By Alan Mozes
The review included a look at 113 past studies that included more than 11,000 adult cancer patients. The researchers found that exercise and/or behavioral and educational therapy seemed to be more effective than prescription drugs for dealing with fatigue.
"Exercise and psychological treatment, and the combination of these two interventions, work the best for treating cancer-related fatigue -- better than any pharmaceuticals we have tested," noted study lead author Karen Mustian. She's an associate professor with the University of Rochester Medical Center's Wilmot Cancer Institute in Rochester, N.Y.
The upshot, said Mustian, is that doctors should consider exercise and psychological interventions as the "first-line therapy" instead of more medications when it comes to tackling cancer-related fatigue.

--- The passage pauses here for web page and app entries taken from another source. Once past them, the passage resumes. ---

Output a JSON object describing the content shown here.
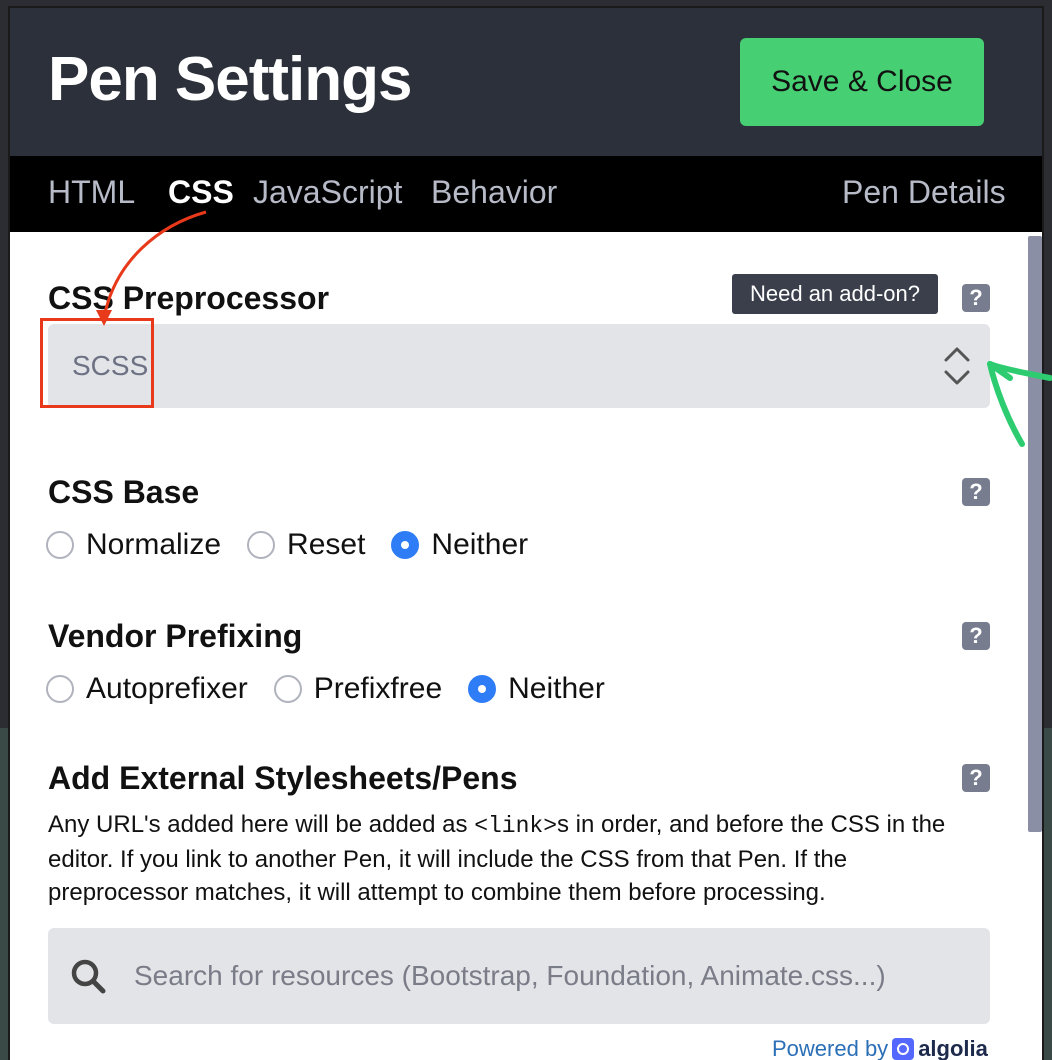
{
  "header": {
    "title": "Pen Settings",
    "save_label": "Save & Close"
  },
  "tabs": [
    {
      "label": "HTML",
      "active": false
    },
    {
      "label": "CSS",
      "active": true
    },
    {
      "label": "JavaScript",
      "active": false
    },
    {
      "label": "Behavior",
      "active": false
    },
    {
      "label": "Pen Details",
      "active": false
    }
  ],
  "preprocessor": {
    "title": "CSS Preprocessor",
    "addon_label": "Need an add-on?",
    "selected": "SCSS"
  },
  "css_base": {
    "title": "CSS Base",
    "options": [
      "Normalize",
      "Reset",
      "Neither"
    ],
    "selected": "Neither"
  },
  "vendor_prefixing": {
    "title": "Vendor Prefixing",
    "options": [
      "Autoprefixer",
      "Prefixfree",
      "Neither"
    ],
    "selected": "Neither"
  },
  "external": {
    "title": "Add External Stylesheets/Pens",
    "desc_before": "Any URL's added here will be added as ",
    "desc_code": "<link>",
    "desc_after": "s in order, and before the CSS in the editor. If you link to another Pen, it will include the CSS from that Pen. If the preprocessor matches, it will attempt to combine them before processing.",
    "search_placeholder": "Search for resources (Bootstrap, Foundation, Animate.css...)",
    "powered_by": "Powered by",
    "algolia": "algolia"
  },
  "help_label": "?",
  "colors": {
    "header_bg": "#2c303a",
    "save_green": "#47cf73",
    "radio_blue": "#2f7df6",
    "annotation_red": "#e8391a",
    "annotation_green": "#2ecc71"
  }
}
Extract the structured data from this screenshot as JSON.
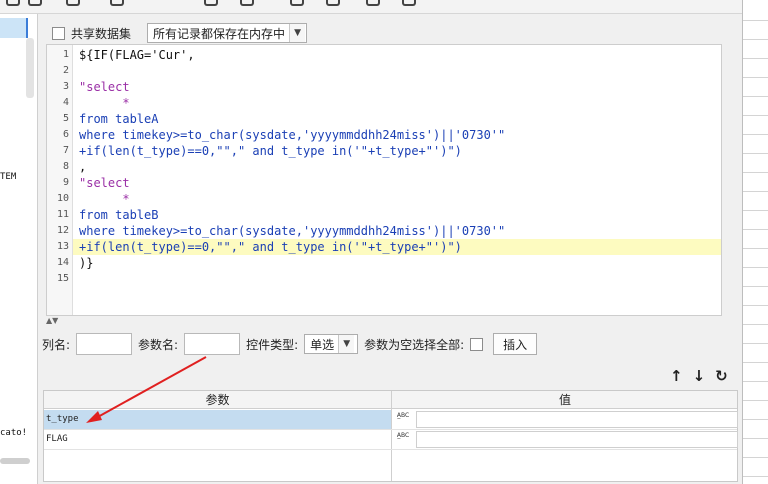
{
  "options": {
    "shared_dataset_label": "共享数据集",
    "storage_mode": "所有记录都保存在内存中"
  },
  "left_panel": {
    "fragment_1": "TEM",
    "fragment_2": "cato!"
  },
  "editor": {
    "lines": [
      {
        "n": "1",
        "text": "${IF(FLAG='Cur',"
      },
      {
        "n": "2",
        "text": ""
      },
      {
        "n": "3",
        "text": "\"select"
      },
      {
        "n": "4",
        "text": "      *"
      },
      {
        "n": "5",
        "text": "from tableA"
      },
      {
        "n": "6",
        "text": "where timekey>=to_char(sysdate,'yyyymmddhh24miss')||'0730'\""
      },
      {
        "n": "7",
        "text": "+if(len(t_type)==0,\"\",\" and t_type in('\"+t_type+\"')\")"
      },
      {
        "n": "8",
        "text": ","
      },
      {
        "n": "9",
        "text": "\"select"
      },
      {
        "n": "10",
        "text": "      *"
      },
      {
        "n": "11",
        "text": "from tableB"
      },
      {
        "n": "12",
        "text": "where timekey>=to_char(sysdate,'yyyymmddhh24miss')||'0730'\""
      },
      {
        "n": "13",
        "text": "+if(len(t_type)==0,\"\",\" and t_type in('\"+t_type+\"')\")"
      },
      {
        "n": "14",
        "text": ")}"
      },
      {
        "n": "15",
        "text": ""
      }
    ],
    "highlight_line": "13"
  },
  "param_row": {
    "col_name_label": "列名:",
    "param_name_label": "参数名:",
    "control_type_label": "控件类型:",
    "control_type_value": "单选",
    "empty_select_all_label": "参数为空选择全部:",
    "insert_button": "插入"
  },
  "param_table": {
    "header_param": "参数",
    "header_value": "值",
    "rows": [
      {
        "name": "t_type",
        "type_icon": "A̲BC",
        "value": ""
      },
      {
        "name": "FLAG",
        "type_icon": "A̲BC",
        "value": ""
      }
    ]
  },
  "colors": {
    "annotation_arrow": "#e02020",
    "highlight_line": "#fdfbc0",
    "selected_row": "#c4dcf0"
  }
}
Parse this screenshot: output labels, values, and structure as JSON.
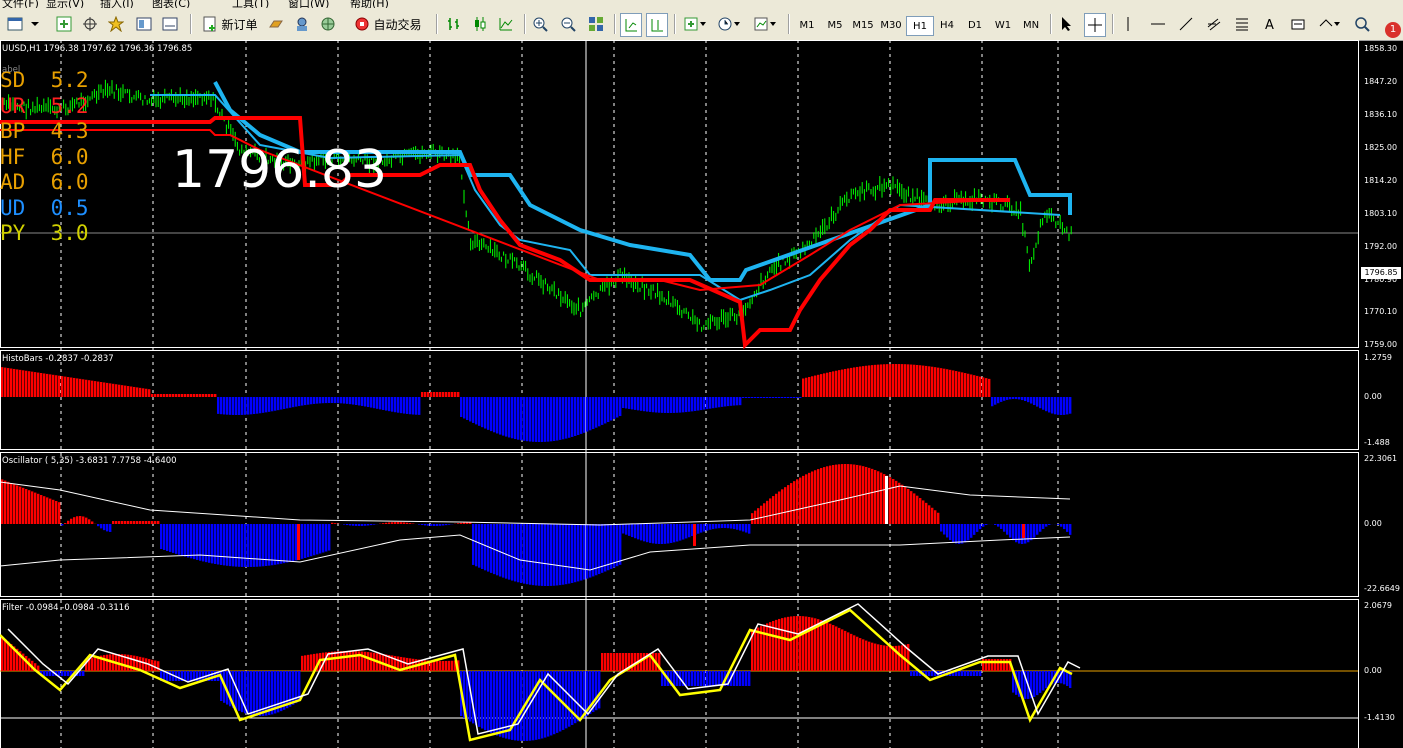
{
  "menu": [
    "文件(F)",
    "显示(V)",
    "插入(I)",
    "图表(C)",
    "工具(T)",
    "窗口(W)",
    "帮助(H)"
  ],
  "toolbar": {
    "new_order": "新订单",
    "auto_trading": "自动交易",
    "timeframes": [
      "M1",
      "M5",
      "M15",
      "M30",
      "H1",
      "H4",
      "D1",
      "W1",
      "MN"
    ],
    "active_timeframe": "H1",
    "notification_count": "1"
  },
  "main_chart": {
    "header": "UUSD,H1  1796.38 1797.62 1796.36 1796.85",
    "label": "abel",
    "big_price": "1796.83",
    "current_price": "1796.85",
    "axis": [
      "1858.30",
      "1847.20",
      "1836.10",
      "1825.00",
      "1814.20",
      "1803.10",
      "1792.00",
      "1780.90",
      "1770.10",
      "1759.00"
    ],
    "stats": [
      {
        "name": "SD",
        "value": "5.2",
        "color": "#E8A000"
      },
      {
        "name": "UR",
        "value": "5.2",
        "color": "#FF2020"
      },
      {
        "name": "BP",
        "value": "4.3",
        "color": "#E8A000"
      },
      {
        "name": "HF",
        "value": "6.0",
        "color": "#E8A000"
      },
      {
        "name": "AD",
        "value": "6.0",
        "color": "#E8A000"
      },
      {
        "name": "UD",
        "value": "0.5",
        "color": "#1E8FFF"
      },
      {
        "name": "PY",
        "value": "3.0",
        "color": "#D0D000"
      }
    ]
  },
  "histo": {
    "header": "HistoBars -0.2837 -0.2837",
    "axis": [
      "1.2759",
      "0.00",
      "-1.488"
    ]
  },
  "oscillator": {
    "header": "Oscillator ( 5,35) -3.6831 7.7758 -4.6400",
    "axis": [
      "22.3061",
      "0.00",
      "-22.6649"
    ]
  },
  "filter": {
    "header": "Filter -0.0984 -0.0984 -0.3116",
    "axis": [
      "2.0679",
      "0.00",
      "-1.4130"
    ]
  },
  "colors": {
    "up": "#FF0000",
    "down": "#0000FF",
    "candle": "#00FF00",
    "band_upper": "#1EB4F0",
    "band_lower": "#FF0000",
    "signal": "#FFFFFF",
    "filter_yellow": "#FFFF00"
  }
}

The study team noted that cancer-related fatigue is a very common problem among cancer patients, both during and following treatment.
The American Cancer Society describes the phenomenon as distinct from routine tiredness. Even if you get rest, you're still tired. Your arms and legs may feel heavy. You may feel too tired to do even the simplest tasks, such as eating a meal, according to the ACS.
Beyond affecting overall quality of life, cancer-related fatigue can also interfere with a patient's ability to continue cancer treatment itself. That may result in a poorer prognosis and, in some cases, a reduced chance for long-term survival, the study authors said.
For the study, Mustian and colleagues looked at cancer-related fatigue triggered by the onset of cancer itself, rather than as a side effect of treatment.
Almost half of the patients included in the review were women battling breast cancer. Ten studies focused solely on male patients. In all, almost 80 percent of study participants were women. Their average age was 54.
In addition, the research team didn't include studies that had assessed drug treatments involving erythropoietin medications (such as epoetin alpha, brand names Procrit and Epogen). These drugs are designed to stimulate red blood cell production, and are "used primarily for treating anemia and are not recommended as a stand-alone treatment for [cancer-related fatigue] due to adverse effects," the study authors stated.
Studies included looked at the impact of four different treatment approaches: exercise alone (including aerobic, such as walking or swimming or anaerobic, such as weight-lifting); mental health interventions aimed at providing information and/or helping patients understand and adapt to their current situation; a combination of both exercise and psychological treatment; and prescription drugs, including stimulant medications (such as modafinil, brand name Provigil) and ADHD meds (such as methylphenidate, brand name Ritalin).
All four interventions led to improvement in fatigue. But the researchers found that exercise therapy led to the best outcomes.
But psychological therapies produced similarly positive results, as did treatments that integrated exercise with mental health efforts.
The team concluded that when it came to controlling cancer-related fatigue, the exercise and/or psychological therapy approaches appeared to outperform prescription drugs.
Colleen Doyle is managing director of nutrition and physical activity for the ACS. She said exercise has many benefits, not just helping to ease fatigue.
"But because many people undergoing treatment do experience fatigue, it's nice to know that there is something an individual can do to help reduce that fatigue and gain some of the many other benefits of exercise [both during and after treatment]: reduced stress, less anxiety, [and] benefits to physical functioning," Doyle said.
But can the typical cancer patient actually handle an exercise regime? Mustian says yes.
"These are not your elite athletes or fitness buffs," she said. Almost all of the studies focused on people who had been sedentary and were placed on a low-to-moderate intensity exercise regimen, involving activities such as yoga or resistance training.
"So they are normal people who were not regular exercisers, and who were able to complete these interventions and have relief from their fatigue," Mustian said.
Doyle said that for patients who weren't previously active, it's important to start slowly.
"Our recommendation for survivors is essentially avoid inactivity as best you can. There will be days when you feel like not doing much of anything, and that's okay, but strive to do something. Even if it is gentle stretching exercises, or a five-minute walk down the block," she advised.
Mustian stressed that relatively few studies looked at combining exercise and psychological therapy.
"So it is not as clear what the best way to combine them would be," she noted. The researchers said more studies need to be done to explore the ideal way to integrate exercise and psychological interventions.
The study was published March 2 in JAMA Oncology.